I’d fought long and hard to be accepted by the cool kids and she just wasn’t the kind of woman who fit into the facade I was trying to maintain. I’d rather continue to idolise goth girls who looked at me the way they would something they’d stepped in.
I was an idiot.
The chances of ever connecting with another human being and growing that into a meaningful relationship are really quite small. The only reason that anyone ever manages to meet their soul mate is the sheer number of people on the planet. It’s unavoidable that you’re going to develop connections with people who don’t want that intimacy to grow into a relationship for one reason or another.
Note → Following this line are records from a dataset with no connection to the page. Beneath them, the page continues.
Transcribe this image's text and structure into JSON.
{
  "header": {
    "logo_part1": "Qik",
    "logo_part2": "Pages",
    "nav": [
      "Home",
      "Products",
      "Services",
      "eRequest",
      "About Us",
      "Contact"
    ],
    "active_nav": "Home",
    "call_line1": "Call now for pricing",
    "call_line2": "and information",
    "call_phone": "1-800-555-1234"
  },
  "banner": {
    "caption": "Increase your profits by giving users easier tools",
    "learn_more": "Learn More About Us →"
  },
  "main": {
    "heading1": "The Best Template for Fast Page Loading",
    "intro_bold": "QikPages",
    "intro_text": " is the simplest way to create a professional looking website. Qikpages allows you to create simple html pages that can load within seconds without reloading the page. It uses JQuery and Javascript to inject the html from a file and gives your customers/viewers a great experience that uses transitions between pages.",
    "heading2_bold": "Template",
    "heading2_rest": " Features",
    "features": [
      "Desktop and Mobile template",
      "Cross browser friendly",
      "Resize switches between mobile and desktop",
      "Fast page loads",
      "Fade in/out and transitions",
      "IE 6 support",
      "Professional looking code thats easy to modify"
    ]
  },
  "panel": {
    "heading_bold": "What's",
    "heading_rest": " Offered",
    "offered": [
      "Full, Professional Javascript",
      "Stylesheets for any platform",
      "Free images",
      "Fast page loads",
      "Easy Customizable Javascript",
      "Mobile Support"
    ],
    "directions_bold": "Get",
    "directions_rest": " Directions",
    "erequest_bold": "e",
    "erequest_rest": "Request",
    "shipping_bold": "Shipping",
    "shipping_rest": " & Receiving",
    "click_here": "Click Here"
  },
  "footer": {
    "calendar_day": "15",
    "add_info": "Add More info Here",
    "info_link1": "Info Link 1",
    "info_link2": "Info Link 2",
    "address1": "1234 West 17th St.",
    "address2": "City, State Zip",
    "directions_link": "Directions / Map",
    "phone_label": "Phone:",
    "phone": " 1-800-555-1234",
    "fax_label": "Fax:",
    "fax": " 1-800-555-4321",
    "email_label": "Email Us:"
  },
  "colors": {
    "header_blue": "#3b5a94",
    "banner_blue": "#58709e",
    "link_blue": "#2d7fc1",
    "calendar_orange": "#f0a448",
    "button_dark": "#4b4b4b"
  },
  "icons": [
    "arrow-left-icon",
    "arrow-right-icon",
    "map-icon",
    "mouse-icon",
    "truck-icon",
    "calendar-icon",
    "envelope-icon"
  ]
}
When confident, social people get stuck in this situation, they cut their losses and move on. When lonely, isolated, awkward people get stuck in the Friend Zone, however, it can hit them hard. TV, movies and culture tell them that every man will end up with a gorgeous model in the end, they just have to get the rich a-holes out of the way first. So they hang on, making every deficient attempt at wooing the Prom Queen or the Super Groupie or the Artistic Loner they can, passing over girls who don’t meet Hollywood standards, but things just don’t turn out the way they do in the movies.
Of course, if this was only a male phenomenon, then you wouldn’t see films like “He’s Just Not That Into You” being made. If you haven’t seen it, the movie is a series of vignettes, all of which have the same message—if a guy isn’t putting the effort into a relationship, it’s because he doesn’t care about it as much as you do.
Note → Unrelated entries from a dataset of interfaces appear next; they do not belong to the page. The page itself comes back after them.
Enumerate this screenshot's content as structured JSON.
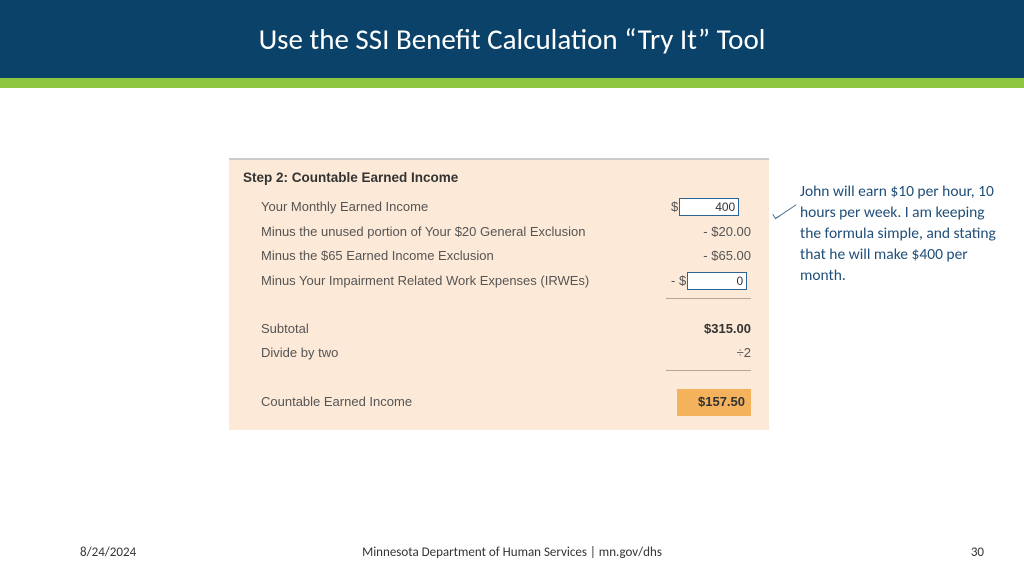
{
  "header": {
    "title": "Use the SSI Benefit Calculation “Try It” Tool"
  },
  "tool": {
    "step_title": "Step 2: Countable Earned Income",
    "r1_label": "Your Monthly Earned Income",
    "r1_prefix": "$",
    "r1_value": "400",
    "r2_label": "Minus the unused portion of Your $20 General Exclusion",
    "r2_value": "- $20.00",
    "r3_label": "Minus the $65 Earned Income Exclusion",
    "r3_value": "- $65.00",
    "r4_label": "Minus Your Impairment Related Work Expenses (IRWEs)",
    "r4_prefix": "- $",
    "r4_value": "0",
    "sub_label": "Subtotal",
    "sub_value": "$315.00",
    "div_label": "Divide by two",
    "div_value": "÷2",
    "result_label": "Countable Earned Income",
    "result_value": "$157.50"
  },
  "annotation": {
    "text": "John  will earn $10 per hour, 10 hours per week.  I am keeping the formula simple, and stating that he will make $400 per month."
  },
  "footer": {
    "date": "8/24/2024",
    "org": "Minnesota Department of Human Services  |  mn.gov/dhs",
    "page": "30"
  }
}
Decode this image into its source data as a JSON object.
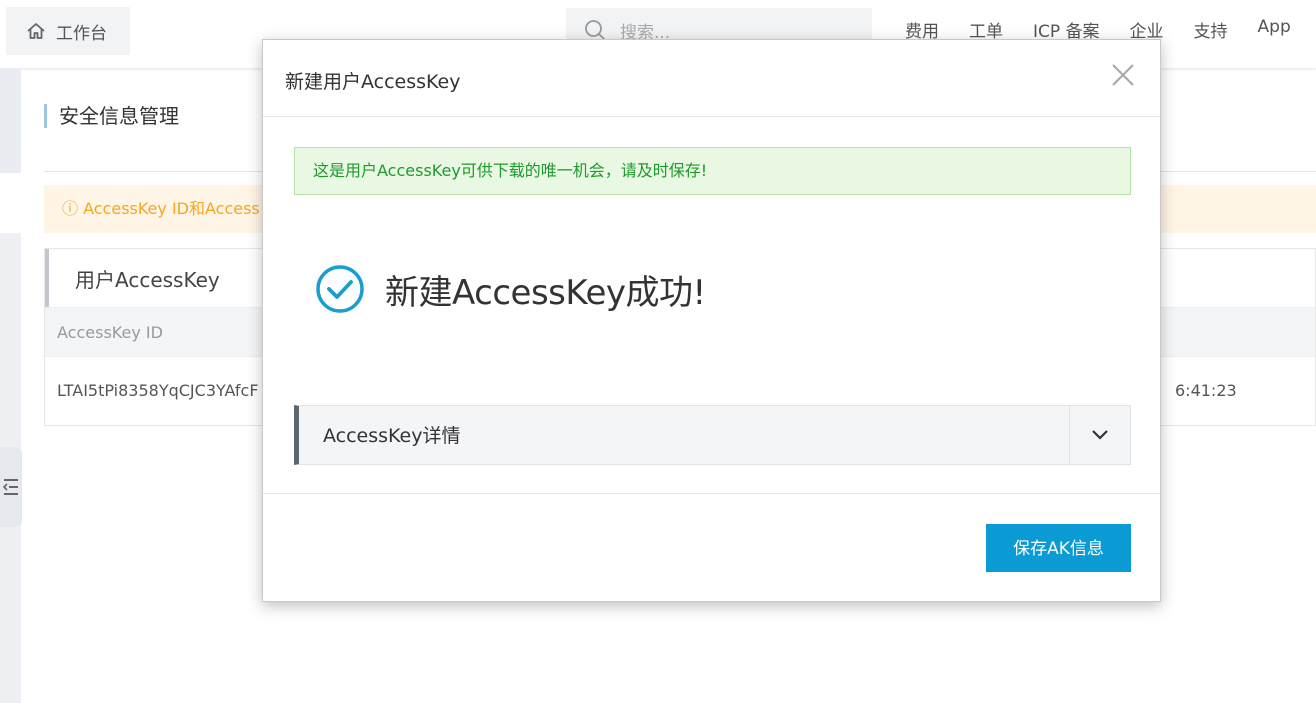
{
  "topbar": {
    "home_label": "工作台",
    "search_placeholder": "搜索...",
    "nav": [
      "费用",
      "工单",
      "ICP 备案",
      "企业",
      "支持",
      "App"
    ]
  },
  "page": {
    "title": "安全信息管理",
    "warning": "ⓘ AccessKey ID和Access",
    "card_title": "用户AccessKey",
    "column_header": "AccessKey ID",
    "row_id": "LTAI5tPi8358YqCJC3YAfcF",
    "row_time": "6:41:23"
  },
  "modal": {
    "title": "新建用户AccessKey",
    "notice": "这是用户AccessKey可供下载的唯一机会，请及时保存!",
    "success_text": "新建AccessKey成功!",
    "detail_label": "AccessKey详情",
    "save_button": "保存AK信息"
  },
  "colors": {
    "accent": "#0a9bd4",
    "success_icon": "#1a9dd0",
    "notice_text": "#1f9a2b",
    "warning_text": "#f5a623"
  },
  "icons": [
    "home-icon",
    "search-icon",
    "close-icon",
    "check-circle-icon",
    "chevron-down-icon",
    "collapse-icon"
  ]
}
There was a (rather brilliant, in my opinion) British TV series called “Sugar Rush,” which starred both a young Andrew Garfield from the new Spider-man movie and Lenora Crichlow, who was the ghost in the original version of “Being Human.” It tells the story of teenage girl Kim, who develops an obsessive crush on an out-of-control, homophobic straight girl nicknamed Sugar. The show’s two series chronicle Kim’s progress from straight girl with a single, anomalous crush, to promiscuous lesbian, to lesbian in a committed relationship. Every gay woman I’ve ever met says “Sugar Rush” is the story of their adolescence. So it seems the Friend Zone, quite logically, isn’t even just a specifically heterosexual problem.
There’s been a lot of angry words passed back and forth between men who think the Friend Zone is some sort of female conspiracy and women who think it’s patriarchal propaganda. Personally, I think it has very little to do with the battle of the sexes. It’s just a mistake people make—on one side for being a bad loser in love and, sometimes, on the other for not giving someone who cares about you a chance.
Following one awkward kiss and several weeks of avoiding each other, she and I had resumed our platonic relationship. In the depths of my loneliness, it occurred to me that I really had very few prospects other than this girl, who I trusted completely, found very attractive (though I wouldn’t admit it) and loved spending time with. My conclusion? Text her and ask if she wanted to be fuck buddies on the condition that we kept it a secret.
Reticently, she agreed to meet up and see how things went. So, I jumped on the bus into town and we met at one of our regular hang outs. She had never looked so awe-inspiringly beautiful as she did that day—in fact, I maintain that no woman has ever looked as beautiful. We walked, we talked, we did all the things we normally did… then we kissed… then we kissed some more.
I had something of an epiphany. Here I was, kissing a beautiful girl who I really cared about and had a fantastic time with. Why precisely was I embarrassed for anyone to know? In fact, why did I want to restrict our relationship to just sex?
That was twelve years ago. Last year we were married. This year, she gave birth to my son.
If you’re looking for the love of your life, the person I’d choose is the person who refused to give up on being with you even when you rejected them. I think you’ll often find the right person is the “wrong” person stuck in your Friend Zone.
Image credit: Moyan_Brenn/Flickr